The first benefit is a savings on an individual’s NFIP cost, which the discount should be stated on a policy holder’s bill.  In general a community can score a 10- 25 % discount depending on what they certify.  This can also help justify why a particular property is in conservation rather than on the tax roll.  More importantly however, I believe that this program can open the door for conversations regarding the use of habitat and open space for their natural benefits.  Conversations between city officials and Land Trusts are needed to complete the certification process.  This is important facetime as it allows for greater interaction between Land Trusts and communities.

What has the reception been like for those learning about CRS?

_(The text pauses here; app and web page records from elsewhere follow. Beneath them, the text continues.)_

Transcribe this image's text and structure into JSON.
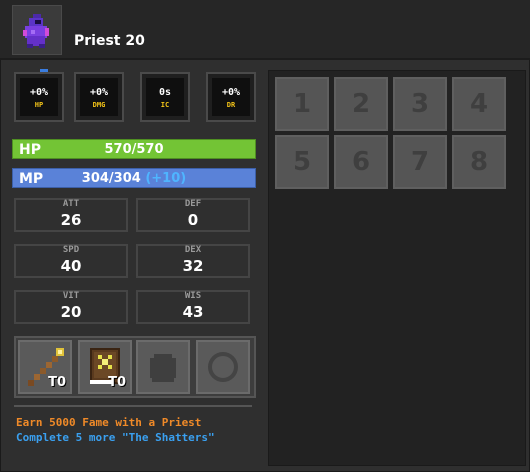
{
  "header": {
    "character_icon": "priest-portrait-icon",
    "title": "Priest 20"
  },
  "boosts": [
    {
      "value": "+0%",
      "label": "HP"
    },
    {
      "value": "+0%",
      "label": "DMG"
    },
    {
      "value": "0s",
      "label": "IC"
    },
    {
      "value": "+0%",
      "label": "DR"
    }
  ],
  "bars": {
    "hp": {
      "name": "HP",
      "value": "570/570",
      "color": "#73c435"
    },
    "mp": {
      "name": "MP",
      "value": "304/304",
      "bonus": "(+10)",
      "color": "#5a82d8"
    }
  },
  "stats": [
    {
      "name": "ATT",
      "value": "26"
    },
    {
      "name": "DEF",
      "value": "0"
    },
    {
      "name": "SPD",
      "value": "40"
    },
    {
      "name": "DEX",
      "value": "32"
    },
    {
      "name": "VIT",
      "value": "20"
    },
    {
      "name": "WIS",
      "value": "43"
    }
  ],
  "equipment": [
    {
      "icon": "staff-icon",
      "tier": "T0"
    },
    {
      "icon": "spellbook-icon",
      "tier": "T0"
    },
    {
      "icon": "armor-slot-icon",
      "tier": ""
    },
    {
      "icon": "ring-slot-icon",
      "tier": ""
    }
  ],
  "quests": {
    "line1": "Earn 5000 Fame with a Priest",
    "line2": "Complete 5 more \"The Shatters\""
  },
  "inventory": {
    "slots": [
      "1",
      "2",
      "3",
      "4",
      "5",
      "6",
      "7",
      "8"
    ]
  },
  "colors": {
    "quest_primary": "#f08a28",
    "quest_secondary": "#3aa0f0",
    "boost_label": "#f5c518"
  }
}
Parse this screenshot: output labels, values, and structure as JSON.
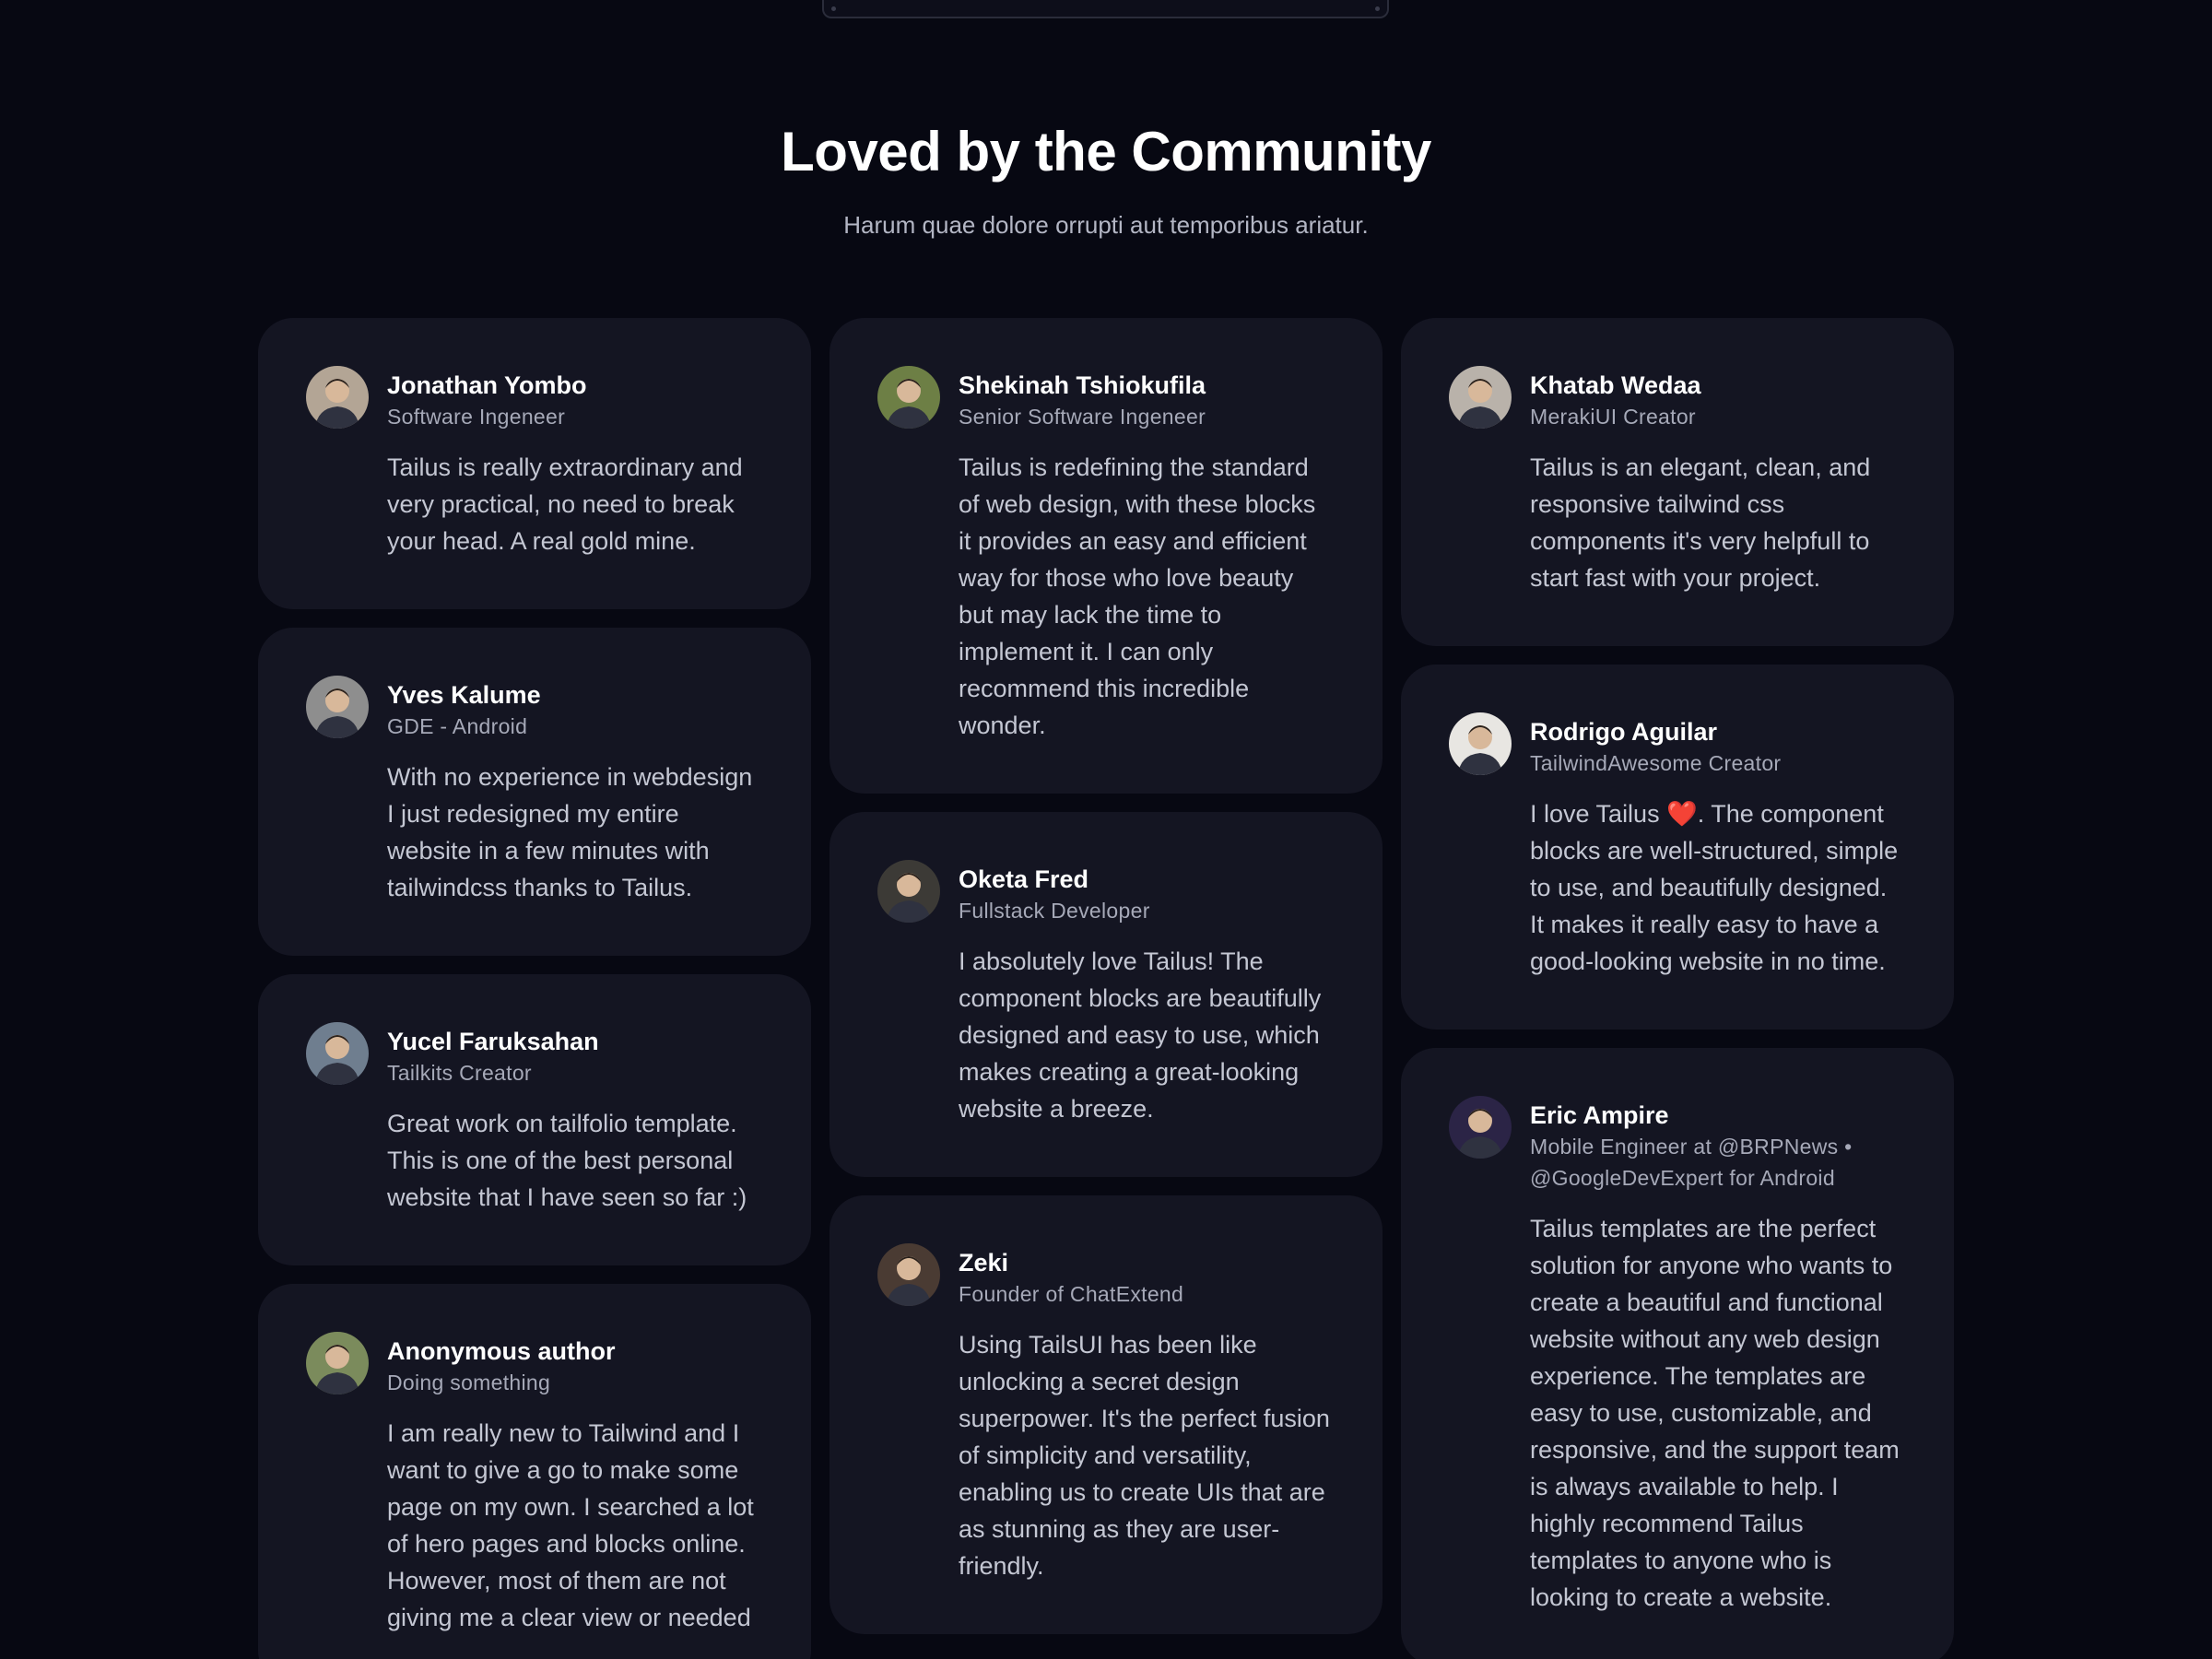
{
  "section": {
    "title": "Loved by the Community",
    "subtitle": "Harum quae dolore orrupti aut temporibus ariatur."
  },
  "columns": [
    [
      {
        "name": "Jonathan Yombo",
        "role": "Software Ingeneer",
        "quote": "Tailus is really extraordinary and very practical, no need to break your head. A real gold mine.",
        "avatar": "#b3a595"
      },
      {
        "name": "Yves Kalume",
        "role": "GDE - Android",
        "quote": "With no experience in webdesign I just redesigned my entire website in a few minutes with tailwindcss thanks to Tailus.",
        "avatar": "#8e8e8e"
      },
      {
        "name": "Yucel Faruksahan",
        "role": "Tailkits Creator",
        "quote": "Great work on tailfolio template. This is one of the best personal website that I have seen so far :)",
        "avatar": "#6f7e8f"
      },
      {
        "name": "Anonymous author",
        "role": "Doing something",
        "quote": "I am really new to Tailwind and I want to give a go to make some page on my own. I searched a lot of hero pages and blocks online. However, most of them are not giving me a clear view or needed",
        "avatar": "#7b8b5c"
      }
    ],
    [
      {
        "name": "Shekinah Tshiokufila",
        "role": "Senior Software Ingeneer",
        "quote": "Tailus is redefining the standard of web design, with these blocks it provides an easy and efficient way for those who love beauty but may lack the time to implement it. I can only recommend this incredible wonder.",
        "avatar": "#6d7f45"
      },
      {
        "name": "Oketa Fred",
        "role": "Fullstack Developer",
        "quote": "I absolutely love Tailus! The component blocks are beautifully designed and easy to use, which makes creating a great-looking website a breeze.",
        "avatar": "#3c3a36"
      },
      {
        "name": "Zeki",
        "role": "Founder of ChatExtend",
        "quote": "Using TailsUI has been like unlocking a secret design superpower. It's the perfect fusion of simplicity and versatility, enabling us to create UIs that are as stunning as they are user-friendly.",
        "avatar": "#4a3b33"
      }
    ],
    [
      {
        "name": "Khatab Wedaa",
        "role": "MerakiUI Creator",
        "quote": "Tailus is an elegant, clean, and responsive tailwind css components it's very helpfull to start fast with your project.",
        "avatar": "#b9b2aa"
      },
      {
        "name": "Rodrigo Aguilar",
        "role": "TailwindAwesome Creator",
        "quote": "I love Tailus ❤️. The component blocks are well-structured, simple to use, and beautifully designed. It makes it really easy to have a good-looking website in no time.",
        "avatar": "#e8e6e2"
      },
      {
        "name": "Eric Ampire",
        "role": "Mobile Engineer at @BRPNews • @GoogleDevExpert for Android",
        "quote": "Tailus templates are the perfect solution for anyone who wants to create a beautiful and functional website without any web design experience. The templates are easy to use, customizable, and responsive, and the support team is always available to help. I highly recommend Tailus templates to anyone who is looking to create a website.",
        "avatar": "#2b2446"
      }
    ]
  ]
}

Admittedly, we received very little response at first.  We were lucky to have a prior relationship with one city to get started, however it wasn’t until we started showing outputs and identifying uncredited points that we started getting interest. We added a handful of communities to the CRS Explorer mapping tool, that was originally developed for the North Carolina coast. I am happy to say that all the communities that were included in the CRS Explorer tool are now using it and additional communities have expressed interested in being added.  I have also heard from other Land Trusts that they are being contacted by neighboring communities interested in including their protected lands as part of a CRS application.

Do you anticipate this program growing along the Gulf?

I believe that this work is organically expanding into different communities, but it is largely dependent on city staff expertise and experience.  You need to have a municipal partner or advocate that understands the CRS program and the added value that engaging with TNC offers.  In many ways we are adding capacity and expanding community participation.  Currently the Gulf Program is working in Sanibel, Florida, Biloxi, Mississippi, and Rockport, Texas.  There is no reason to prevent us from working in additional communities as long as we have engaged partners.

What’s next for yours and TNC’s work on CRS?

In Mississippi, later this spring TNC and partners will be hosting workshops with the City of Biloxi to develop a “Blueprint” which should identify potential CRS points related to habitat and open space preservation.  I am hoping that this could be an exportable process and model for other neighboring communities.  If we get some interest I’d like to repeat this process in other coast communities.  We also have several communities interested in being added to the CRS Explorer tool.  I’d like to seek funding opportunities to expand the CRS Explorer tool to include these communities.

From my experience engaging in CRS is a process that requires an investment in time to develop the relationships needed to be successful.  I have been fortunate that the Gulf Program has provided me the time and funding needed to engage with Mississippi communities.  What we have been able to do has largely been because we have been physically visible and present whenever the opportunity existed.

Success can build upon itself and spread, but every community needs to be treated individually.